Two grand juries in recent weeks—one in New York and one in Missouri—declined to indict two police officers in the deaths of two men, raising questions and public outcry about why grand juries rarely charge police officers with crimes. (Christian Science Monitor)
Teachers, scroll down for a short list of key resources in our Teachers’ Toolkit.
- Read through our short encyclopedic entry on “jury” and the Christian Science Monitor Q&A on grand juries. What is a grand jury?
- A grand jury is a randomly selected group of citizens who decides if the government (prosecutor) has enough “probable cause” to proceed with a trial. “Probable cause,” says Supreme Court Justice Elena Kagan, “is not a high bar: It requires only the ‘kind of ‘fair probability’ on which ‘reasonable and prudent [people,] not legal technicians, act.'” In other words, it’s evidence enough that a reasonable person might be convinced that the defendant committed the crime.
- What are some ways that a grand jury is different than a trial jury?
- Grand juries do not decide “guilty” or “not guilty,” just if there should be a trial at all.
- Grand juries typically do not hear from the defense or a judge. The prosecution is the only one that presents evidence.
- Grand juries typically hear from far fewer witnesses than trial juries. (There was an exception to this in the Michael Brown and Eric Garner cases, when the grand juries were made aware of “nearly all the evidence,” according to the CSM.)
- Both our encyclopedia and the CSM article say that “about half” of U.S. states use grand juries for state cases. Does your state use grand juries?
- Check your state’s “Judicial Branch” to see if some type of “grand jury” may be part of jury duty.
- If a state does not use a grand jury, how do they determine if a case is strong enough to go to trial?
- According to FindLaw, many courts use preliminary hearings instead of grand juries. Unlike grand juries, preliminary hearings are open to the public (transparent), involve both prosecuting and defense attorneys, and are decided by a judge. They’re a “trial trial run.” Like grand juries, the judge in a preliminary hearing will not decide if the defendant is guilty or not guilty, but whether the government has produced enough evidence to proceed in a trial.
- In 1985, former New York Judge Sol Wachtler said “district attorneys [prosecutors] now have so much influence on grand juries that ‘by and large’ they could get them to indict a ham sandwich.” Why do grand juries have this reputation?
- They almost always indict—decide that there is enough evidence to proceed with a trial. According to the Bureau of Justice Statistics, federal attorneys brought 162,000 cases before federal grand juries in 2010. Only 11 did not result in an indictment.
- A grand jury’s threshold of evidence is much, much lower than a trial jury’s. They do not consider reasonable doubt, just probable cause.
- A grand jury usually only hears from the prosecutor, limiting rigorous cross-examination, evidence, and testimony that may support the defendant.

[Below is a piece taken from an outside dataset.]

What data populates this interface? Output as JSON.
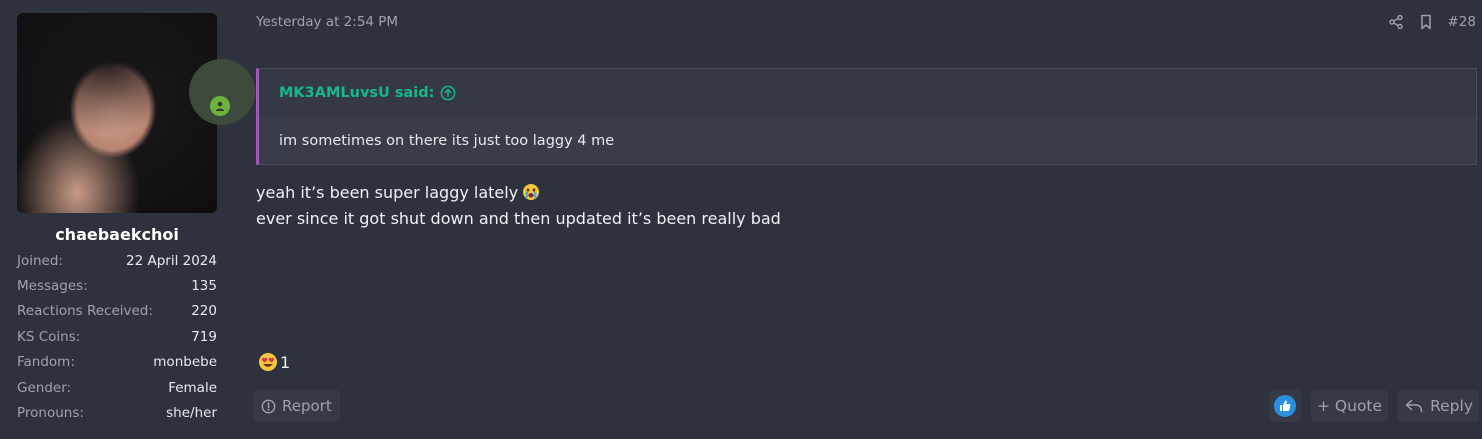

- If grand juries indict so often, why do they so rarely indict police officers?
- Police officers have what is sometimes called “qualified immunity,” which protects public officials from being held liable when they are “reasonably” performing their duties. A police officer is allowed to use deadly force in many more circumstances than a regular citizen, something the grand jury is instructed on.
- Grand juries are largely run by prosecutors, and, according to the CSM, “prosecutors and police officers mostly work hand in hand in the nation’s criminal-justice system.” Critics suggest that this close working relationship makes it difficult for prosecutors to have an incentive to aggressively pursue indictments against police.
- Have there been any suggestions for grand jury reform?
- Of course.
- Some people think the United States should eliminate the grand jury system entirely, and move to using preliminary hearings or a similar pre-trial system.
- The National Association of Criminal Defense Lawyers has called for a Federal Grand Jury “Bill of Rights,” which include (1) the right to counsel for grand jury witnesses who are not receiving immunity; (2) an obligation to present evidence which may exonerate the target [defendant] or subject of the offense; and (3) the right for targets or subjects to testify.
- Some people think the relationship between prosecutors and police officers creates a conflict of interest in cases where police officers are charged with a crime such as murder. The CSM mentions that Wisconsin Gov. Scott Walker “signed the nation’s first law requiring a team of at least two investigators from an outside agency to lead reviews of such deaths and a public report to be released if criminal charges are not filed.”
- Of course.
Christian Science Monitor: Eric Garner case 101: Why grand juries rarely indict police officers
Nat Geo: What is a jury?
National Center for State Courts: State Court Web sites
FindLaw: How Does a Grand Jury Work?
The Economist: How a grand jury works
Superior Court of California, Placer County: The Placer County Grand Jury (This is a great general introduction to what a specific grand jury does.)
FindLaw: Preliminary Hearing